A spokesman for Cheshire police said that the group "dispersed peacefully" after officers were sent from the nearby Macclesfield police station. There was no suggestion that the incident turned violent, although it is thought that Rooney's home telephone was called by one member of the group who tried to persuade him to come outside.
The incident came after five remarkable days at United. After Sir Alex Ferguson promised to "put the matter to bed" on Wednesday night, the club released a statement last night that said the resolution of further talks would "become clear in the near future" prompting suggestions in some quarters that they might even be able to persuade Rooney to change his mind about leaving the club.
It is not the first time that militant United supporters' groups have used direct action with players who have refused to sign contracts.
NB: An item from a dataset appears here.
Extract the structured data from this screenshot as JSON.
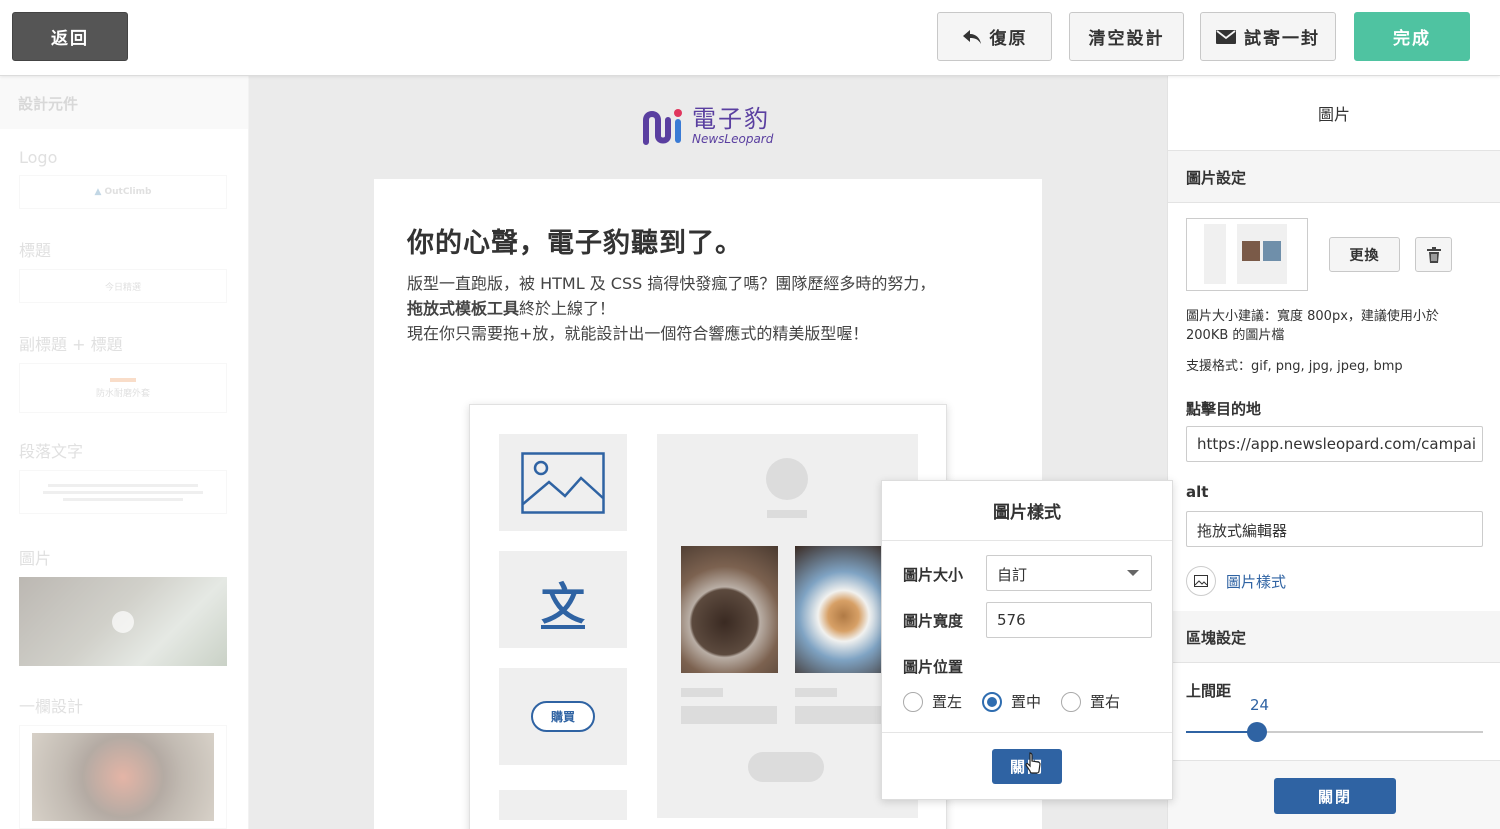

They did the same with Rio Ferdinand when he prevaricated over signing a new deal in 2005. In his autobiography, Ferdinand recalled "more than 20 geezers with baseball caps and hoods on" who he confronted having climbed onto a wall outside his house.
A spokesman for Cheshire police last night said: "I can confirm that at 8.30pm a call was received from a resident in Prestbury regarding 20 to 30 people assembling outside their address. Police attended the scene and the group dispersed peacefully. No offences were committed."
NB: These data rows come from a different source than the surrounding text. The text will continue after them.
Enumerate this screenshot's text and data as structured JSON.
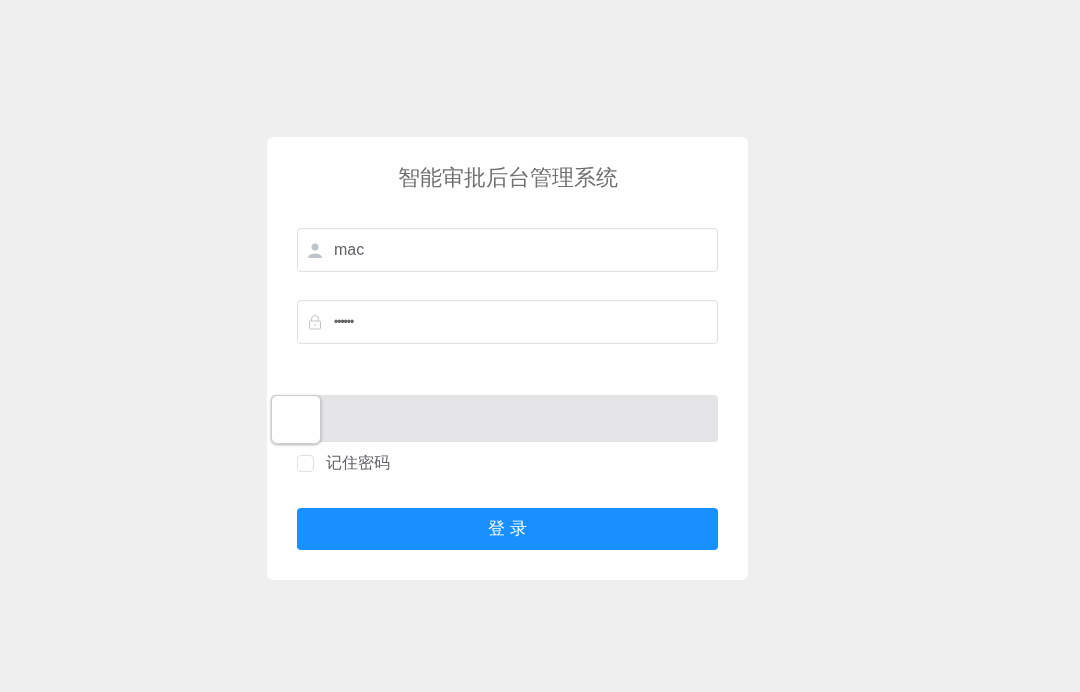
{
  "title": "智能审批后台管理系统",
  "username": {
    "value": "mac"
  },
  "password": {
    "value": "••••••"
  },
  "slider": {
    "level": 0
  },
  "remember": {
    "label": "记住密码",
    "checked": false
  },
  "login_button": "登 录"
}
Earlier yesterday talks between Ferguson, his chief executive David Gill and Rooney's agent Paul Stretford had not yet reached a decisive conclusion. "A number of meetings have taken place today, including with the player's representative," the statement said. "The outcome of those meetings will become clear in the near future. In the meantime, fans are asked to be patient."
The incident outside Rooney's home came after his team-mate Patrice Evra said that the striker should be frozen out at United over his public declaration that the club have not signed players who can make them competitive. Evra said: "If one player does not trust the other players, that player should not play. I am not like that as I trust everyone and I know we can win."
The talks yesterday followed Ferguson's promise to draw a line under the "bagatelle", as he described the saga on Wednesday evening. That took some at United by surprise but Ferguson's revelation that Gill had contacted United owners the Glazers on Wednesday did demonstrate that a quick resolution to the problem was being urgently pursued.
The potential solutions include some kind of temporary rapprochement with Rooney or agreement on a new contract which would take Rooney close to £200,000 a week and make United competitive with City. Alternatively, there may be the announcement of mutual agreement that Rooney will be allowed to leave. Considering the Glazers are being consulted, the latter seems by far the most likely.
Rooney's former team-mate Carlos Tevez added fuel to the fire last night, with those close to the player suggesting that he told Manchester City's owner Sheikh Mansour bin Zayed al-Nahyan that "with Wayne we will win everything". Ferguson has cancelled his Friday press conference today – for the fourth successive week.